(Saved data entries)
--
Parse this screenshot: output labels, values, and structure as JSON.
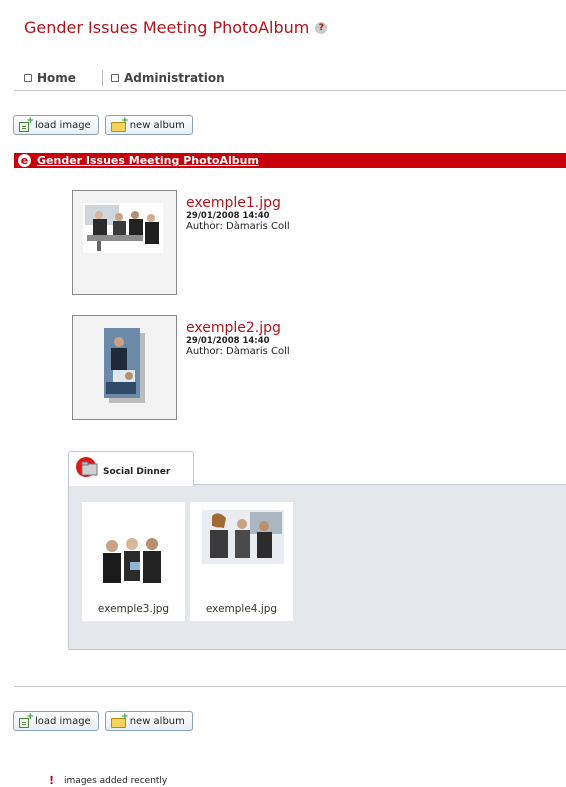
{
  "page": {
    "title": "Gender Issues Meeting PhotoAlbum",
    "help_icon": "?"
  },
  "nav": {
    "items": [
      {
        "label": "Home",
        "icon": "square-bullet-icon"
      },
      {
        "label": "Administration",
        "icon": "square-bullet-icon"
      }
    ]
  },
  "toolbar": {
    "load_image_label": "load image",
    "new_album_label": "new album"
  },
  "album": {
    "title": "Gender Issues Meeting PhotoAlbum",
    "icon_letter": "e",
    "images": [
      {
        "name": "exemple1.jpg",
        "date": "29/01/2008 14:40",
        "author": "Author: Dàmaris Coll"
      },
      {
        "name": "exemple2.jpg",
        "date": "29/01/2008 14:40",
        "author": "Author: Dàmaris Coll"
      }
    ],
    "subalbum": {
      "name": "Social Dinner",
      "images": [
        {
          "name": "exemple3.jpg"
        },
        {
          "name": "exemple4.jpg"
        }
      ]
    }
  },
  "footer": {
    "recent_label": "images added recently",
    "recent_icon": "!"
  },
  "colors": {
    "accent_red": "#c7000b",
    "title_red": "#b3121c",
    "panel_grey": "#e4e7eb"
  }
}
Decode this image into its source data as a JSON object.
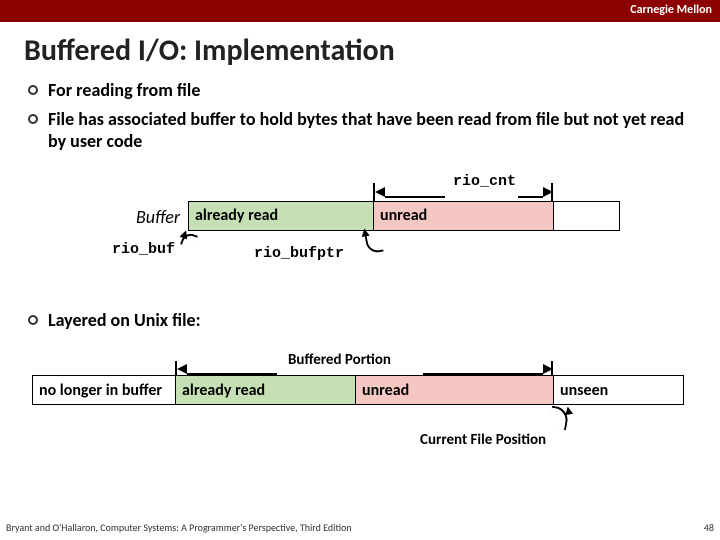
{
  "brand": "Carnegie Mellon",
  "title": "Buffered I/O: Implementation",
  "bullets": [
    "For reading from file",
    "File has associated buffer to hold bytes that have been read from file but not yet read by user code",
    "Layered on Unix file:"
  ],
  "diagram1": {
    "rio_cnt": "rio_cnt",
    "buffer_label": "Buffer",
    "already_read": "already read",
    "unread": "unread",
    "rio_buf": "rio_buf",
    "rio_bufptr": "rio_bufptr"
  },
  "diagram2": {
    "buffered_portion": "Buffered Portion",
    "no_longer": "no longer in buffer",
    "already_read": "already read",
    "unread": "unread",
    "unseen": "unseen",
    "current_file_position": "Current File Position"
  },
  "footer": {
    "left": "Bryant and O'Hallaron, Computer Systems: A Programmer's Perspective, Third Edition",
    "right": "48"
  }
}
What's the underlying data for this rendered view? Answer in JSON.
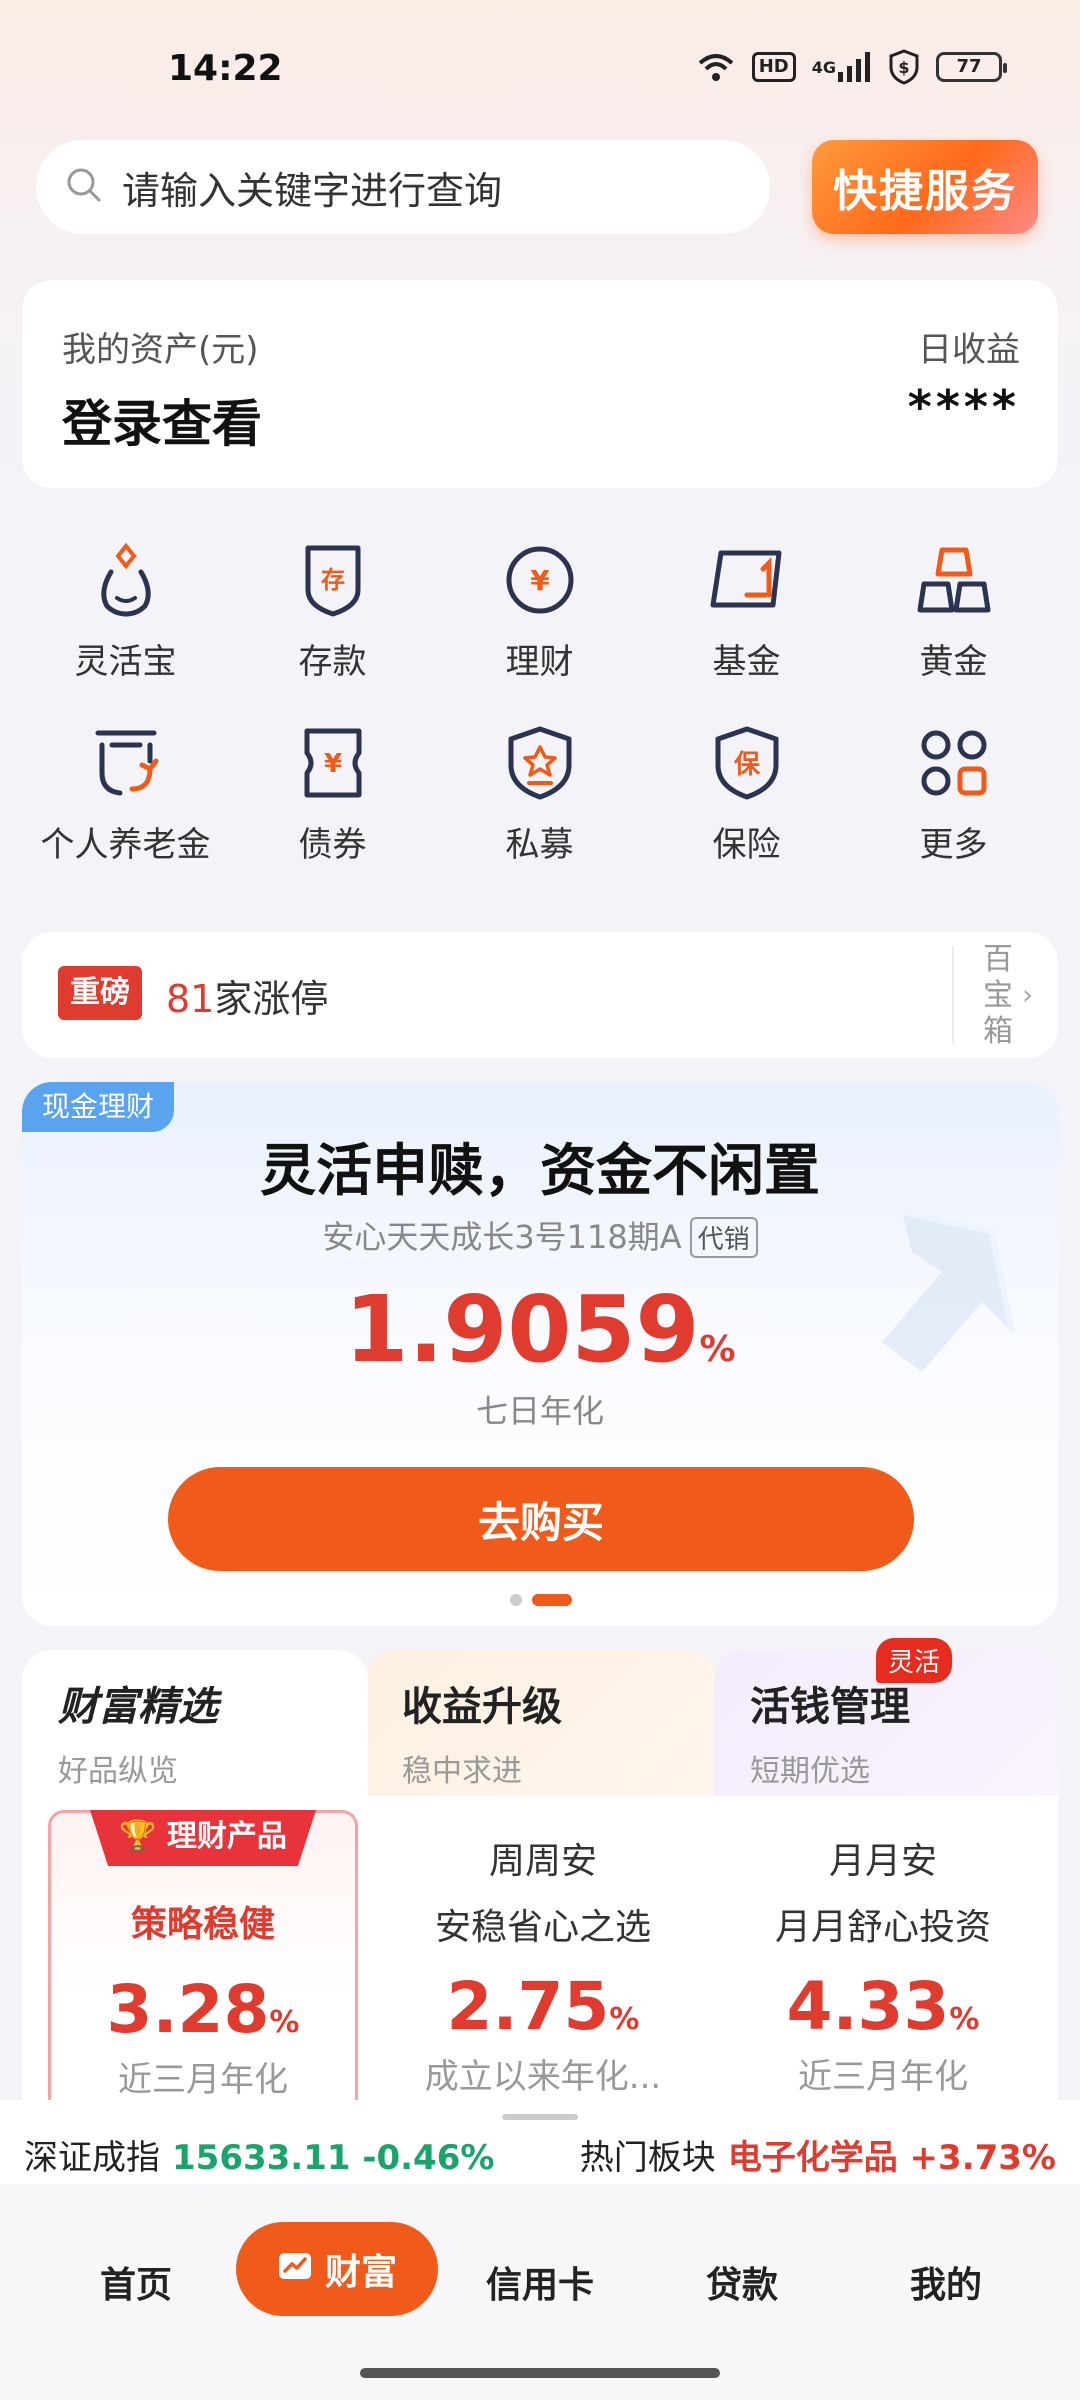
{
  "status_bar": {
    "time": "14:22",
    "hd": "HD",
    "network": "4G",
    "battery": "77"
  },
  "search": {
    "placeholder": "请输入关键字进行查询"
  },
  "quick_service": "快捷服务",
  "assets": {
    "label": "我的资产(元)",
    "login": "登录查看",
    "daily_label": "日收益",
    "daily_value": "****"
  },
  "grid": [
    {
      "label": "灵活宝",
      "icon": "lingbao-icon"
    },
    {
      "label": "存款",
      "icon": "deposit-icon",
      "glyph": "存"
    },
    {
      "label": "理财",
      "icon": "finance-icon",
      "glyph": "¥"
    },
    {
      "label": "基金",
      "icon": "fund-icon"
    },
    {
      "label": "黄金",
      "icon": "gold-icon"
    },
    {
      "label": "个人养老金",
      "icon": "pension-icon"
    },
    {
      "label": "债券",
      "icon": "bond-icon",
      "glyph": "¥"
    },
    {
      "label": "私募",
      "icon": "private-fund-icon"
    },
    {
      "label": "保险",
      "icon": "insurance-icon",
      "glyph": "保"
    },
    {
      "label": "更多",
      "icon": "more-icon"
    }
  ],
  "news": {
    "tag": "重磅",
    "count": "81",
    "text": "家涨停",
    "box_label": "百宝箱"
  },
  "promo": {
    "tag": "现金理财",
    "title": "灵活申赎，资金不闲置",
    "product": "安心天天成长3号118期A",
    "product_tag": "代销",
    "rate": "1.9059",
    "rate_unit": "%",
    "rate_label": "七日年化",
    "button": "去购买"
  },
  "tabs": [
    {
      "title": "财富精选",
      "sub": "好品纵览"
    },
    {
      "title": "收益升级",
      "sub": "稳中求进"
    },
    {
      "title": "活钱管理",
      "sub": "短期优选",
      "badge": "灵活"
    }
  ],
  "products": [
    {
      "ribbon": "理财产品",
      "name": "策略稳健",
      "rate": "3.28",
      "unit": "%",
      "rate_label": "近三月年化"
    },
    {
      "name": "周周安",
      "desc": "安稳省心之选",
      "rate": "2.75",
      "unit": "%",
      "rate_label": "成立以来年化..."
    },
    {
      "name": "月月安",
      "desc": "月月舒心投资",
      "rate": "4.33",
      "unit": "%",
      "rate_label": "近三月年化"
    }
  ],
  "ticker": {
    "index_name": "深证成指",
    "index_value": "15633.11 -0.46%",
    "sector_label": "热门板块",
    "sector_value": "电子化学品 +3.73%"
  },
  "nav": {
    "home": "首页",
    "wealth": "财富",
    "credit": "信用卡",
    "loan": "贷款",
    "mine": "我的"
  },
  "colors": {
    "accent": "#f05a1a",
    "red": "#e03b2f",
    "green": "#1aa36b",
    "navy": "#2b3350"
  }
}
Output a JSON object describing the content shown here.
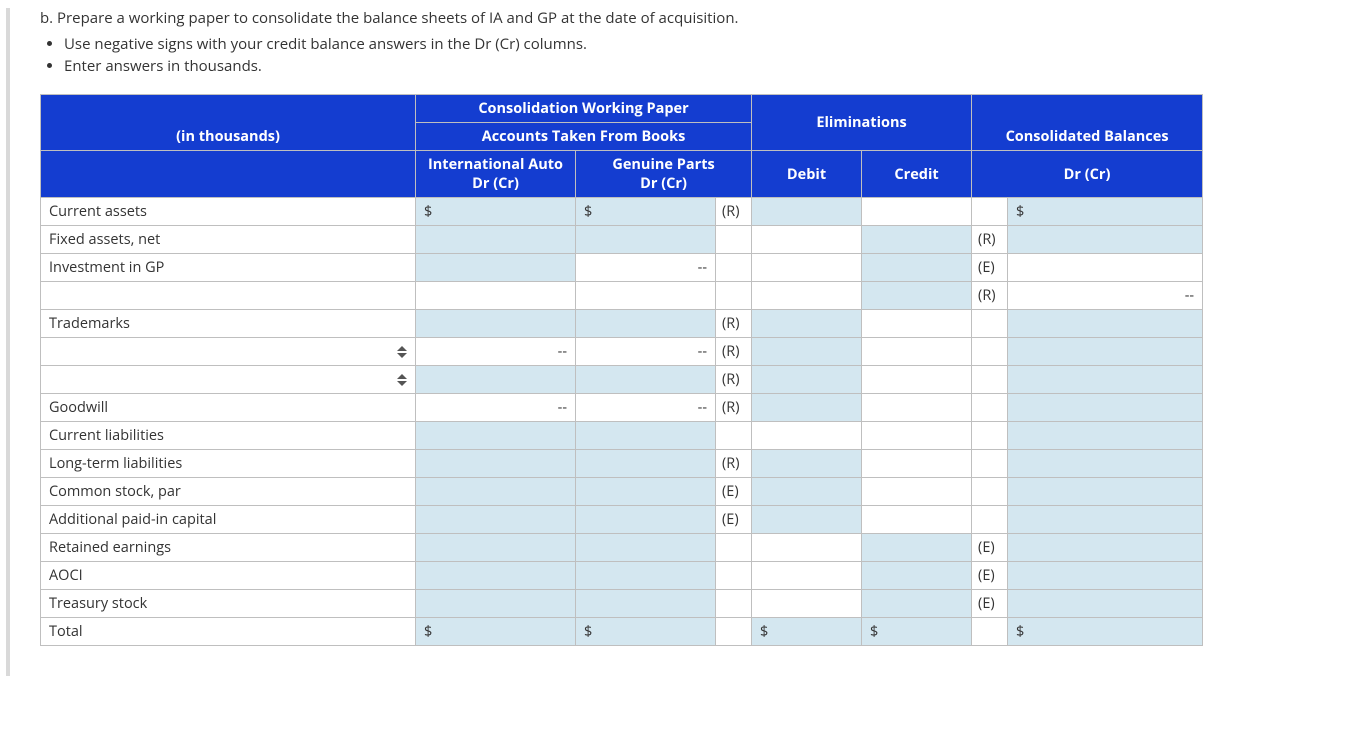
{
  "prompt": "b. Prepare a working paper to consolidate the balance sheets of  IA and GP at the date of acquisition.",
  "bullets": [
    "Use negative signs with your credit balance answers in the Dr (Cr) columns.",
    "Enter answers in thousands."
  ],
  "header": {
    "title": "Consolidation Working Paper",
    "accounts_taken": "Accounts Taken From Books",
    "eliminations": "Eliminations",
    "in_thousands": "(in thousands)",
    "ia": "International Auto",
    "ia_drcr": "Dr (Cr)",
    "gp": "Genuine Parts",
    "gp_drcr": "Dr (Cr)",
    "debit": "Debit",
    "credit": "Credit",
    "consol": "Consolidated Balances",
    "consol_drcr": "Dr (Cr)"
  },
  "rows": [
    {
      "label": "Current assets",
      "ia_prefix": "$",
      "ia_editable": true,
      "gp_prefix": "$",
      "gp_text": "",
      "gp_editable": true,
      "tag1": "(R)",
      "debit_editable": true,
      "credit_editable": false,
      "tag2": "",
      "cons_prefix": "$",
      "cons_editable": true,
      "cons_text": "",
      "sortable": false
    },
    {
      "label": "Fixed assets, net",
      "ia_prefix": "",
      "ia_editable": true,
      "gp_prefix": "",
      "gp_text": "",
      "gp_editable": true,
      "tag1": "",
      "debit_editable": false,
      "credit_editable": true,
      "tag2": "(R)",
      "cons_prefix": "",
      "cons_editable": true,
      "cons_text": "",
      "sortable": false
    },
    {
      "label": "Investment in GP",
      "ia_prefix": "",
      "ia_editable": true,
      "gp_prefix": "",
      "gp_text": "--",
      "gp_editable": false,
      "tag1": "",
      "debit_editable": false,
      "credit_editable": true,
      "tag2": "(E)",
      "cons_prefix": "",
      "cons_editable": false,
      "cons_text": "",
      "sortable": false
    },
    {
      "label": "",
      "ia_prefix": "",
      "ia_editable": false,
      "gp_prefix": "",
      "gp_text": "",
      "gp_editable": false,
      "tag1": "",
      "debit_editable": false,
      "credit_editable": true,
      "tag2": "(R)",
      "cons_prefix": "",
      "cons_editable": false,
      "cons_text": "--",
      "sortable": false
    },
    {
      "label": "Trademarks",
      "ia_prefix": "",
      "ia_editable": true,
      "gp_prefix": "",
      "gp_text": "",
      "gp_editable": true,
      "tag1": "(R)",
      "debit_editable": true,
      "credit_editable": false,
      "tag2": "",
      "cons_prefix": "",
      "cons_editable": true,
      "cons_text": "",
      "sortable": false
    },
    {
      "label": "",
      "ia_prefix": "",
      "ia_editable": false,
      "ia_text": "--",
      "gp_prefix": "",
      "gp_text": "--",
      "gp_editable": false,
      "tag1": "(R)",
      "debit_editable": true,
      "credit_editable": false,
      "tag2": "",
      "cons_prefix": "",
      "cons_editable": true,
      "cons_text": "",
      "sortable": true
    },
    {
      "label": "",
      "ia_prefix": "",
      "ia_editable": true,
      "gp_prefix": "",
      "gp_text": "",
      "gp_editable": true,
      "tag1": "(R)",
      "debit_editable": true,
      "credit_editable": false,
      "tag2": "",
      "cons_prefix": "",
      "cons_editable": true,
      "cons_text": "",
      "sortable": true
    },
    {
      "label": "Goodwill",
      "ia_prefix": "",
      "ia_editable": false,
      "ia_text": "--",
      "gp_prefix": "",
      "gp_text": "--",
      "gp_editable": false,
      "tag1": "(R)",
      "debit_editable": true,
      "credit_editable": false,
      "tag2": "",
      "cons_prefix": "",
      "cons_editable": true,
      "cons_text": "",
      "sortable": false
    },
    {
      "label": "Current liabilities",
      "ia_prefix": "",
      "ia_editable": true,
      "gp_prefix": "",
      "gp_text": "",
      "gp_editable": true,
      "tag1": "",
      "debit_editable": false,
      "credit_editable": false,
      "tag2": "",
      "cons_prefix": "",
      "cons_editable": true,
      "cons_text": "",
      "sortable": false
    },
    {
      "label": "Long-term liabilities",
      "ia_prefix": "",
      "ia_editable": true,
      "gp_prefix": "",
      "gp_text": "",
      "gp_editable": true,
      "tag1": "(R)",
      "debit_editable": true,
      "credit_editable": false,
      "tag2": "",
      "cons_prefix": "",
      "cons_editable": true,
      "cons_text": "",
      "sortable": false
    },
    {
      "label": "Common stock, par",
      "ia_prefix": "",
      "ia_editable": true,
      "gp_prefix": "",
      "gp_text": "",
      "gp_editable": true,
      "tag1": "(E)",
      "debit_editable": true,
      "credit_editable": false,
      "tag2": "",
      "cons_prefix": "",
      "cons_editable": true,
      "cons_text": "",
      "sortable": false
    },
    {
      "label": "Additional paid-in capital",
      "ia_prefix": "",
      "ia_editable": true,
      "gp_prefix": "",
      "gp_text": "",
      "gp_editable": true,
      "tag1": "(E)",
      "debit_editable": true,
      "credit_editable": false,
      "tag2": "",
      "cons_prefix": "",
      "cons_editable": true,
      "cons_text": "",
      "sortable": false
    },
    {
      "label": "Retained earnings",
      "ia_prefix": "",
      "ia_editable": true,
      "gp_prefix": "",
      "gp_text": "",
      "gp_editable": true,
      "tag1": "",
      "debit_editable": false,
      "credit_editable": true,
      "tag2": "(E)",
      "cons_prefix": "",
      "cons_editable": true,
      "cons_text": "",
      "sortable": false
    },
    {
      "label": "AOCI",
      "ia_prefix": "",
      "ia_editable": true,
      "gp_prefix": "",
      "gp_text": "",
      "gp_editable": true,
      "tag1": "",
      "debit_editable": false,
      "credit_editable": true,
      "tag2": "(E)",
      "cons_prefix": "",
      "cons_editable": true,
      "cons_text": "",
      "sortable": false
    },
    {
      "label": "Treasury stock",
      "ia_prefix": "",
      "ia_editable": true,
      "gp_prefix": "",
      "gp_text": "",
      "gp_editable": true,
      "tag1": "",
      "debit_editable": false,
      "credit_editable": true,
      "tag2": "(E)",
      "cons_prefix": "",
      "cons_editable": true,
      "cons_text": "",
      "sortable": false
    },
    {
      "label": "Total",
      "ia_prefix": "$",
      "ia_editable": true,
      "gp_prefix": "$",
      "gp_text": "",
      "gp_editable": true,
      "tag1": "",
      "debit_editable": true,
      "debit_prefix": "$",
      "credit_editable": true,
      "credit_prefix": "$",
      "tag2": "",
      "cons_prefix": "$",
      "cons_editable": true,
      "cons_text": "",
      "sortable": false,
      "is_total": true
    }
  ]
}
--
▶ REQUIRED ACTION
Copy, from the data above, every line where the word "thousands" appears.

▶ OUTPUT
    "Enter answers in thousands."
    "in_thousands": "(in thousands)",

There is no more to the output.